Evergreen Tommy Haas and Roland Garros quarter-final first-timer Stanislas Wawrinka will on Wednesday attempt to rewrite a French Open script which has already cast them as fall guys.
Haas, who at 35 is the third oldest man ever to get to the last-eight in Paris, takes on world number one Novak Djokovic.
Wawrinka, so often in the shadow of compatriot Roger Federer, will try to inflict upon seven-time champion Rafael Nadal only a second defeat in 58 matches in the French capital.
All the signs point to disappointment for the two outsiders and that Djokovic and Nadal will meet in a blockbuster of a semi-final on Friday.
But Haas, the oldest quarter-finalist in Paris since 1971, insists a roller-coaster career, which once saw him rise to two in the world before a succession of injuries, halted his progress, can have its finest moment this week.
"It's been a great ride.
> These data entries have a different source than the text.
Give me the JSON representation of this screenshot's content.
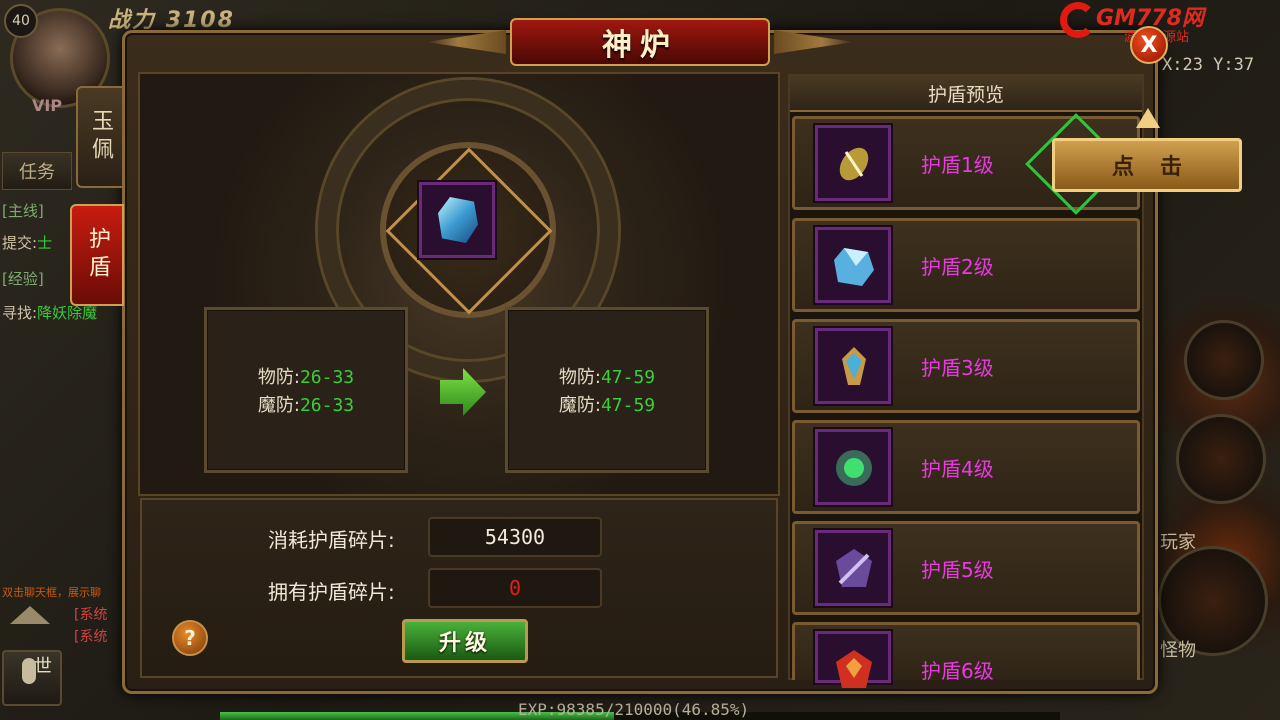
{
  "hud": {
    "level": "40",
    "power_label": "战力",
    "power_value": "3108",
    "vip": "VIP",
    "task_tab": "任务",
    "quest_main_tag": "[主线]",
    "quest_submit": "提交:",
    "quest_submit_target": "士",
    "quest_exp_tag": "[经验]",
    "quest_find": "寻找:",
    "quest_find_target": "降妖除魔",
    "chat_hint": "双击聊天框，展示聊",
    "sys_msg_1": "[系统",
    "sys_msg_2": "[系统",
    "world_label": "世",
    "exp_text": "EXP:98385/210000(46.85%)",
    "exp_fraction": 0.4685,
    "coords": "X:23 Y:37",
    "player_label": "玩家",
    "monster_label": "怪物"
  },
  "watermark": {
    "text": "GM778网",
    "sub": "游戏资源站"
  },
  "panel": {
    "title": "神炉",
    "close_label": "X",
    "tabs": [
      {
        "label": "玉佩"
      },
      {
        "label": "护盾"
      }
    ],
    "current_stats": {
      "phys_label": "物防:",
      "phys_value": "26-33",
      "magic_label": "魔防:",
      "magic_value": "26-33"
    },
    "next_stats": {
      "phys_label": "物防:",
      "phys_value": "47-59",
      "magic_label": "魔防:",
      "magic_value": "47-59"
    },
    "cost": {
      "need_label": "消耗护盾碎片:",
      "need_value": "54300",
      "have_label": "拥有护盾碎片:",
      "have_value": "0"
    },
    "help_label": "?",
    "upgrade_label": "升级"
  },
  "preview": {
    "header": "护盾预览",
    "click_label": "点击",
    "levels": [
      {
        "label": "护盾1级",
        "icon": "gold-shield-icon"
      },
      {
        "label": "护盾2级",
        "icon": "blue-crystal-shield-icon"
      },
      {
        "label": "护盾3级",
        "icon": "winged-shield-icon"
      },
      {
        "label": "护盾4级",
        "icon": "green-orb-shield-icon"
      },
      {
        "label": "护盾5级",
        "icon": "purple-shield-icon"
      },
      {
        "label": "护盾6级",
        "icon": "red-shield-icon"
      }
    ]
  },
  "colors": {
    "stat_value": "#3acf3a",
    "level_label": "#e83ae0",
    "have_value": "#e02020"
  }
}
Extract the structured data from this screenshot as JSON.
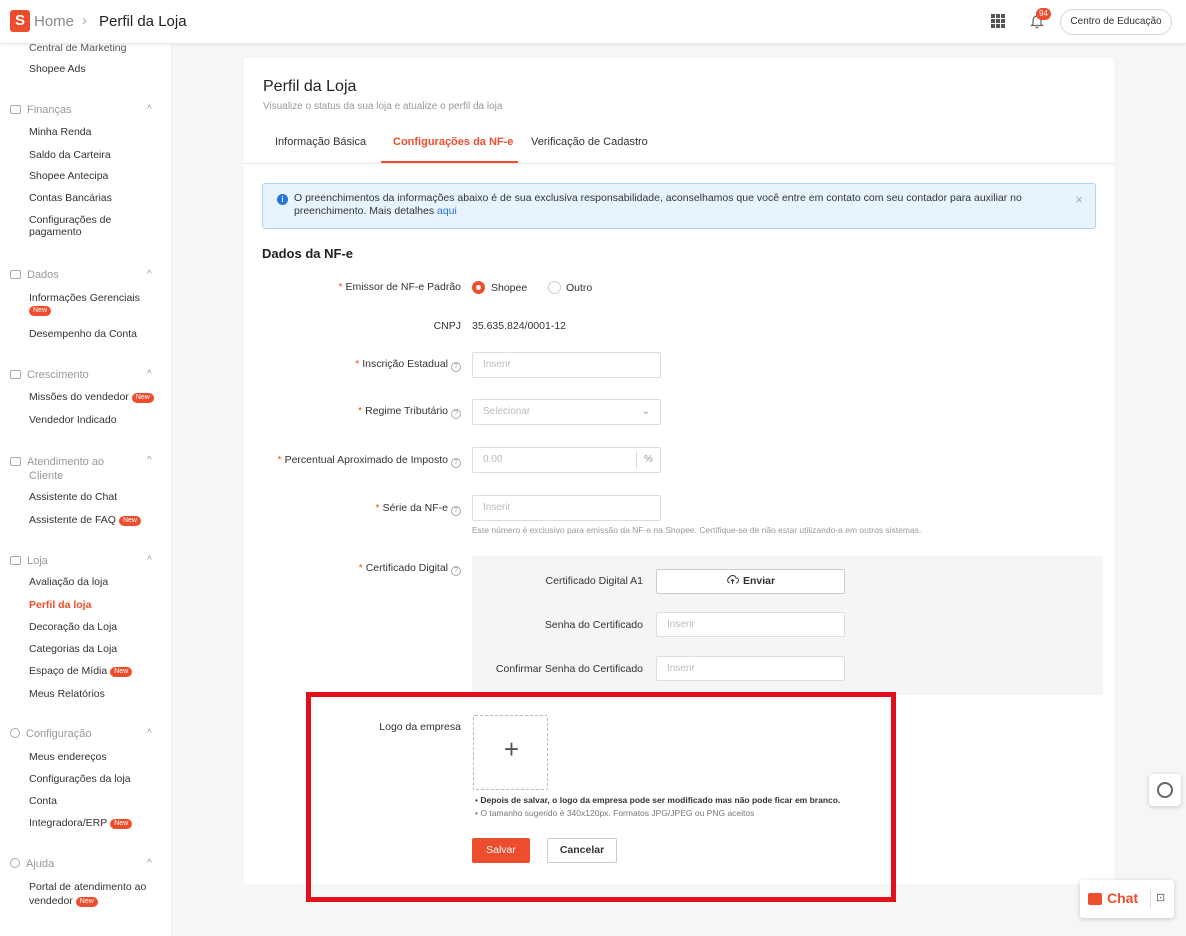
{
  "topbar": {
    "logo_letter": "S",
    "home": "Home",
    "sep": "›",
    "current": "Perfil da Loja",
    "notifications": "94",
    "education_button": "Centro de Educação"
  },
  "sidebar": {
    "marketing_partial": "Central de Marketing",
    "shopee_ads": "Shopee Ads",
    "financas": {
      "title": "Finanças",
      "items": [
        "Minha Renda",
        "Saldo da Carteira",
        "Shopee Antecipa",
        "Contas Bancárias",
        "Configurações de",
        "pagamento"
      ]
    },
    "dados": {
      "title": "Dados",
      "items": [
        "Informações Gerenciais",
        "Desempenho da Conta"
      ]
    },
    "crescimento": {
      "title": "Crescimento",
      "items": [
        "Missões do vendedor",
        "Vendedor Indicado"
      ]
    },
    "atendimento": {
      "title": "Atendimento ao",
      "title2": "Cliente",
      "items": [
        "Assistente do Chat",
        "Assistente de FAQ"
      ]
    },
    "loja": {
      "title": "Loja",
      "items": [
        "Avaliação da loja",
        "Perfil da loja",
        "Decoração da Loja",
        "Categorias da Loja",
        "Espaço de Mídia",
        "Meus Relatórios"
      ]
    },
    "configuracao": {
      "title": "Configuração",
      "items": [
        "Meus endereços",
        "Configurações da loja",
        "Conta",
        "Integradora/ERP"
      ]
    },
    "ajuda": {
      "title": "Ajuda",
      "items": [
        "Portal de atendimento ao",
        "vendedor"
      ]
    },
    "new_badge": "New",
    "chevron": "^"
  },
  "page": {
    "title": "Perfil da Loja",
    "subtitle": "Visualize o status da sua loja e atualize o perfil da loja",
    "tabs": [
      "Informação Básica",
      "Configurações da NF-e",
      "Verificação de Cadastro"
    ]
  },
  "info": {
    "icon": "i",
    "text": "O preenchimentos da informações abaixo é de sua exclusiva responsabilidade, aconselhamos que você entre em contato com seu contador para auxiliar no preenchimento. Mais detalhes ",
    "link": "aqui",
    "close": "×"
  },
  "form": {
    "section_title": "Dados da NF-e",
    "required_mark": "*",
    "help": "?",
    "emissor_label": "Emissor de NF-e Padrão",
    "emissor_options": [
      "Shopee",
      "Outro"
    ],
    "emissor_selected": "Shopee",
    "cnpj_label": "CNPJ",
    "cnpj_value": "35.635.824/0001-12",
    "ie_label": "Inscrição Estadual",
    "ie_placeholder": "Inserir",
    "regime_label": "Regime Tributário",
    "regime_placeholder": "Selecionar",
    "regime_arrow": "⌄",
    "percentual_label": "Percentual Aproximado de Imposto",
    "percentual_placeholder": "0.00",
    "percentual_unit": "%",
    "serie_label": "Série da NF-e",
    "serie_placeholder": "Inserir",
    "serie_hint": "Este número é exclusivo para emissão da NF-e na Shopee. Certifique-se de não estar utilizando-a em outros sistemas.",
    "cert_label": "Certificado Digital",
    "cert_a1_label": "Certificado Digital A1",
    "cert_button": "Enviar",
    "cert_password_label": "Senha do Certificado",
    "cert_password_placeholder": "Inserir",
    "cert_confirm_label": "Confirmar Senha do Certificado",
    "cert_confirm_placeholder": "Inserir",
    "logo_label": "Logo da empresa",
    "upload_plus": "+",
    "notes": [
      "Depois de salvar, o logo da empresa pode ser modificado mas não pode ficar em branco.",
      "O tamanho sugerido é 340x120px. Formatos JPG/JPEG ou PNG aceitos"
    ],
    "bullet": "•",
    "save": "Salvar",
    "cancel": "Cancelar"
  },
  "chat": {
    "label": "Chat",
    "minimize": "⊡"
  },
  "colors": {
    "brand": "#ee4d2d",
    "info_bg": "#e8f4fd",
    "link": "#2673dd",
    "highlight_box": "#e2101c"
  }
}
I feel like I'm riding a wave that I hope to continue as long as I can," said Haas, the first German to make this stage in 17 years.
The 12th seed, whose ranking was so low a year ago that he had to qualify for the French Open, is not only making waves because of his age.
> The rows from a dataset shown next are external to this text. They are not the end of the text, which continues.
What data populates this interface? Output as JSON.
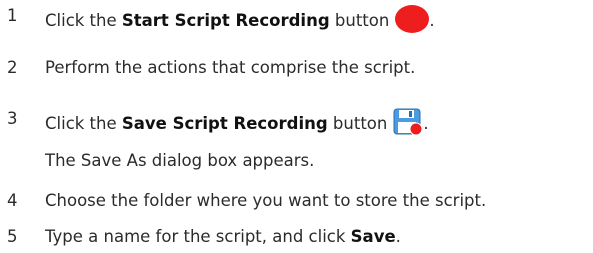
{
  "steps": [
    {
      "number": "1",
      "pre": "Click the ",
      "bold": "Start Script Recording",
      "post": " button",
      "icon": "record-icon",
      "tail": "."
    },
    {
      "number": "2",
      "text": "Perform the actions that comprise the script."
    },
    {
      "number": "3",
      "pre": "Click the ",
      "bold": "Save Script Recording",
      "post": " button",
      "icon": "save-recording-icon",
      "tail": ".",
      "note": "The Save As dialog box appears."
    },
    {
      "number": "4",
      "text": "Choose the folder where you want to store the script."
    },
    {
      "number": "5",
      "pre": "Type a name for the script, and click ",
      "bold": "Save",
      "tail": "."
    }
  ],
  "colors": {
    "record": "#ee1e1e",
    "floppy": "#4a9be0",
    "text": "#2b2b2b"
  }
}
In his marathon third-round win over John Isner, he needed a record 13 match points to secure victory.
"It would have been easy sometimes to throw in the white towel and say, 'I'm done, I have achieved a lot of things, I don't really have to worry so much financially and I can live a good life'," added the Florida-based German.
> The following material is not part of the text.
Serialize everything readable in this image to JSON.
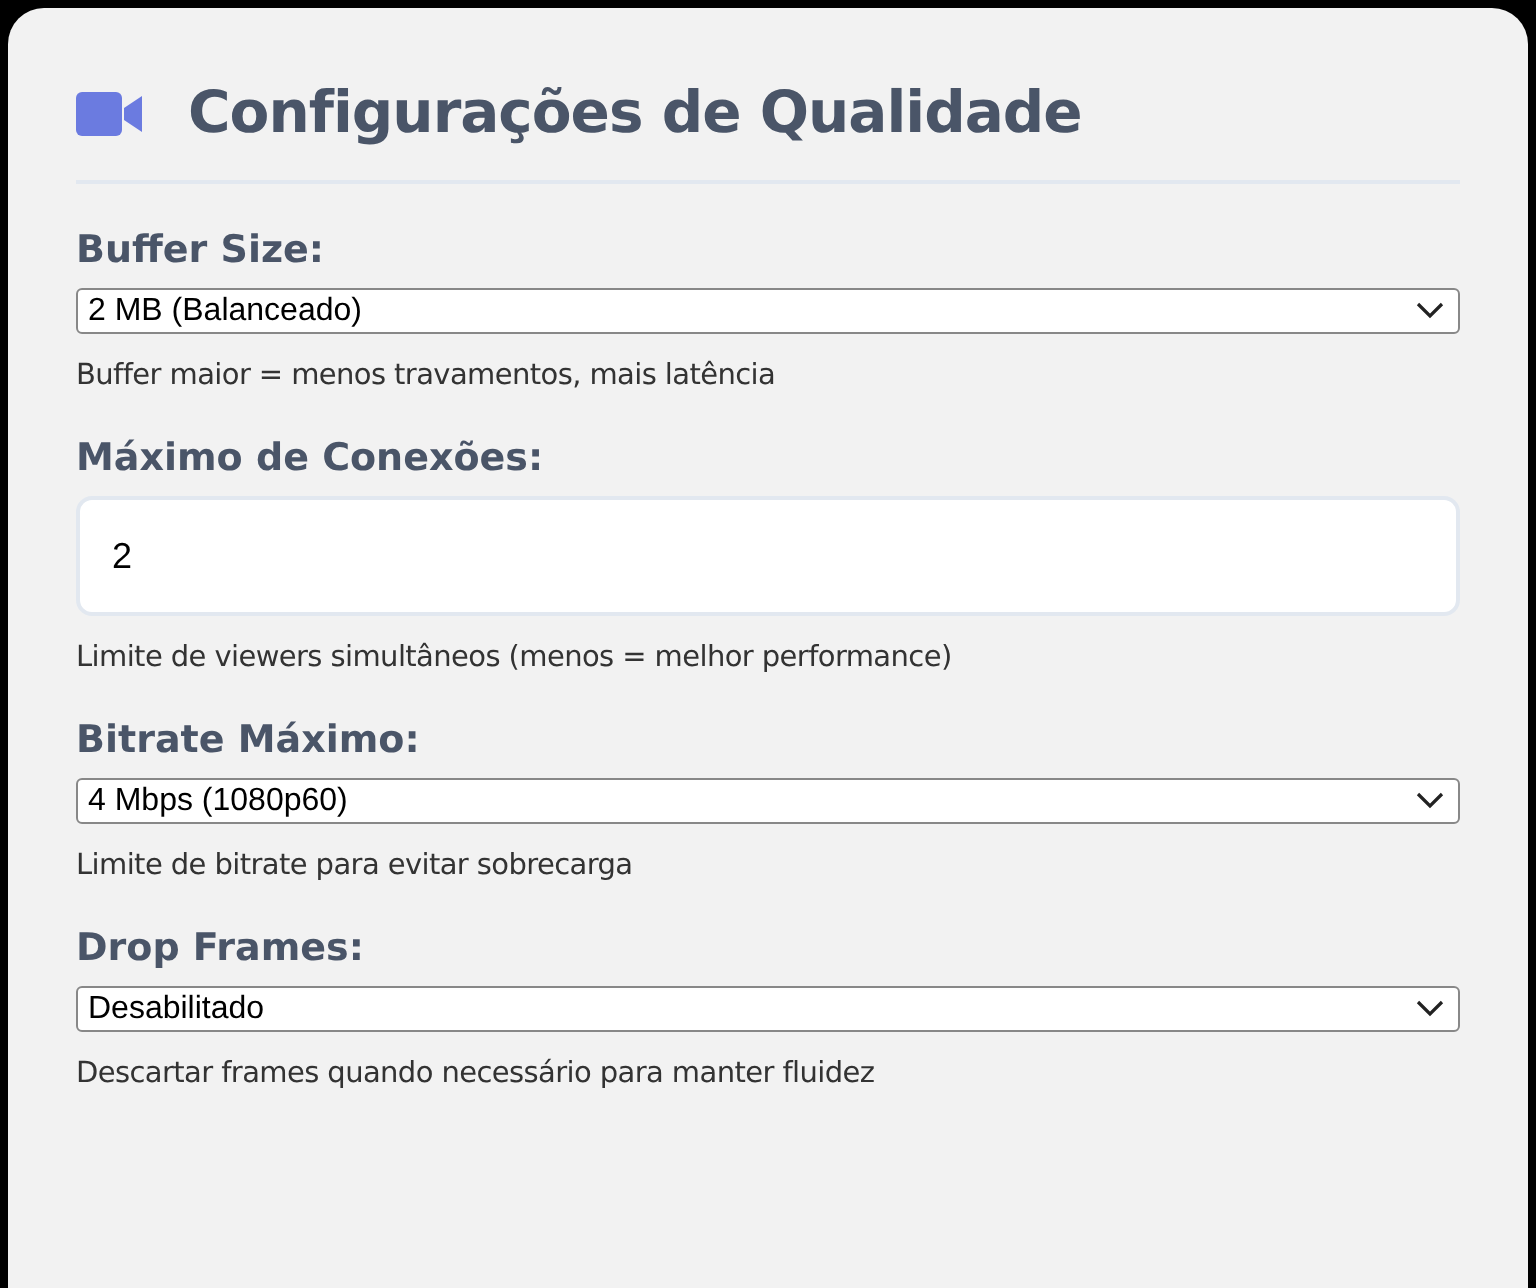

"But at the same time maybe there was something in me still that said, 'You know what? I can maybe still do something'. I'm really happy I made that choice."
Haas was cheated out of at least two years of his career with hip and shoulder trouble between 2010 and 2011, which followed missing the entire 2003 campaign as he twice underwent shoulder surgery.
Djokovic, who needs a French Open title to complete a career Grand Slam, has a 4-3 winning record over Haas, including their only meeting on clay in Paris seven years ago.
Djokovic believes it's his destiny to reach the final for a second successive year and is determined to do so to honour the memory of Jelena Gencic, his first coach, who passed away at the weekend.
"She was like my second mother," said the top seed.
"I feel even more responsible now to go all the way in this tournament. I want to do it for her because she was a very special person in my life."
While Djokovic is playing in his 16th successive Grand Slam quarter-final, ninth-seeded Wawrinka will be in his first in Paris and just third overall.
The 28-year-old did it hard way, coming from two sets to love down to defeat Richard Gasquet in the last-16.
Now it just gets tougher.
Against Nadal, he has played nine matches and lost every one, including four on clay.
The most recent humbling was in straight sets in the Madrid final in May.
"What inspires me is to look at Rafael's statistics at Roland Garros. It's difficult to play against him," admitted Wawrinka.
"What are my other sources of inspiration? Well, my level of game, my confidence, I want to be out there in the courts to win."
Nadal's form in Paris has got hotter as the weather has improved after a sluggish start which saw him drop the opening sets of his first two matches.
The Spaniard, bidding to become the first man to win the same Grand Slam title eight times, arrived in Paris with six titles from eight finals after returning from a seven-month knee injury lay-off.
Nadal, who turned 27 on Monday, said he is now being bothered by an elbow problem.
"Little by little I'm gaining greater power in my serve. My elbow has improved throughout the week. I feel much better," he said
"I can put much more power therefore in my game. If you want to go far in tournament, you want to have a strong serve."